Excerpts from an interface dataset:
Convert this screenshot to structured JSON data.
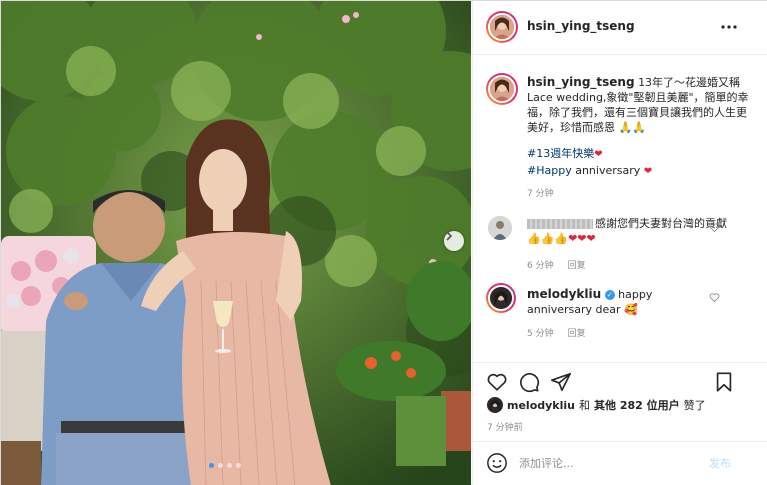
{
  "header": {
    "username": "hsin_ying_tseng",
    "more_icon": "more-horizontal-icon"
  },
  "caption": {
    "username": "hsin_ying_tseng",
    "text": "13年了～花邊婚又稱Lace wedding,象徵\"堅韌且美麗\"，簡單的幸福，除了我們，還有三個寶貝讓我們的人生更美好，珍惜而感恩",
    "emoji": "🙏🙏",
    "hashtag1": "#13週年快樂",
    "hashtag2": "#Happy",
    "hashtag2_rest": " anniversary",
    "heart": "❤",
    "time": "7 分钟"
  },
  "comment1": {
    "username": "",
    "text": "感謝您們夫妻對台灣的貢獻",
    "emoji": "👍👍👍❤❤❤",
    "time": "6 分钟",
    "reply": "回复"
  },
  "comment2": {
    "username": "melodykliu",
    "verified": "✓",
    "text": "happy anniversary dear",
    "emoji": "🥰",
    "time": "5 分钟",
    "reply": "回复"
  },
  "likes": {
    "user": "melodykliu",
    "and": "和",
    "others": "其他 282 位用户",
    "suffix": "赞了"
  },
  "post_time": "7 分钟前",
  "add_comment": {
    "placeholder": "添加评论...",
    "post_label": "发布"
  },
  "carousel": {
    "slides": 4,
    "active": 1
  },
  "colors": {
    "link": "#00376b",
    "verified": "#3897f0",
    "heart": "#e0243c",
    "muted": "#8e8e8e",
    "post_button": "#b2dffc"
  },
  "icons": [
    "heart-icon",
    "comment-icon",
    "share-icon",
    "bookmark-icon",
    "emoji-icon",
    "chevron-right-icon",
    "verified-icon"
  ]
}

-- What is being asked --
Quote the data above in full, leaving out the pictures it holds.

-- Task answer --
Convert this screenshot to structured JSON data.
{
  "header": {
    "username": "hsin_ying_tseng",
    "more_icon": "more-horizontal-icon"
  },
  "caption": {
    "username": "hsin_ying_tseng",
    "text": "13年了～花邊婚又稱Lace wedding,象徵\"堅韌且美麗\"，簡單的幸福，除了我們，還有三個寶貝讓我們的人生更美好，珍惜而感恩",
    "emoji": "🙏🙏",
    "hashtag1": "#13週年快樂",
    "hashtag2": "#Happy",
    "hashtag2_rest": " anniversary",
    "heart": "❤",
    "time": "7 分钟"
  },
  "comment1": {
    "username": "",
    "text": "感謝您們夫妻對台灣的貢獻",
    "emoji": "👍👍👍❤❤❤",
    "time": "6 分钟",
    "reply": "回复"
  },
  "comment2": {
    "username": "melodykliu",
    "verified": "✓",
    "text": "happy anniversary dear",
    "emoji": "🥰",
    "time": "5 分钟",
    "reply": "回复"
  },
  "likes": {
    "user": "melodykliu",
    "and": "和",
    "others": "其他 282 位用户",
    "suffix": "赞了"
  },
  "post_time": "7 分钟前",
  "add_comment": {
    "placeholder": "添加评论...",
    "post_label": "发布"
  },
  "carousel": {
    "slides": 4,
    "active": 1
  },
  "colors": {
    "link": "#00376b",
    "verified": "#3897f0",
    "heart": "#e0243c",
    "muted": "#8e8e8e",
    "post_button": "#b2dffc"
  },
  "icons": [
    "heart-icon",
    "comment-icon",
    "share-icon",
    "bookmark-icon",
    "emoji-icon",
    "chevron-right-icon",
    "verified-icon"
  ]
}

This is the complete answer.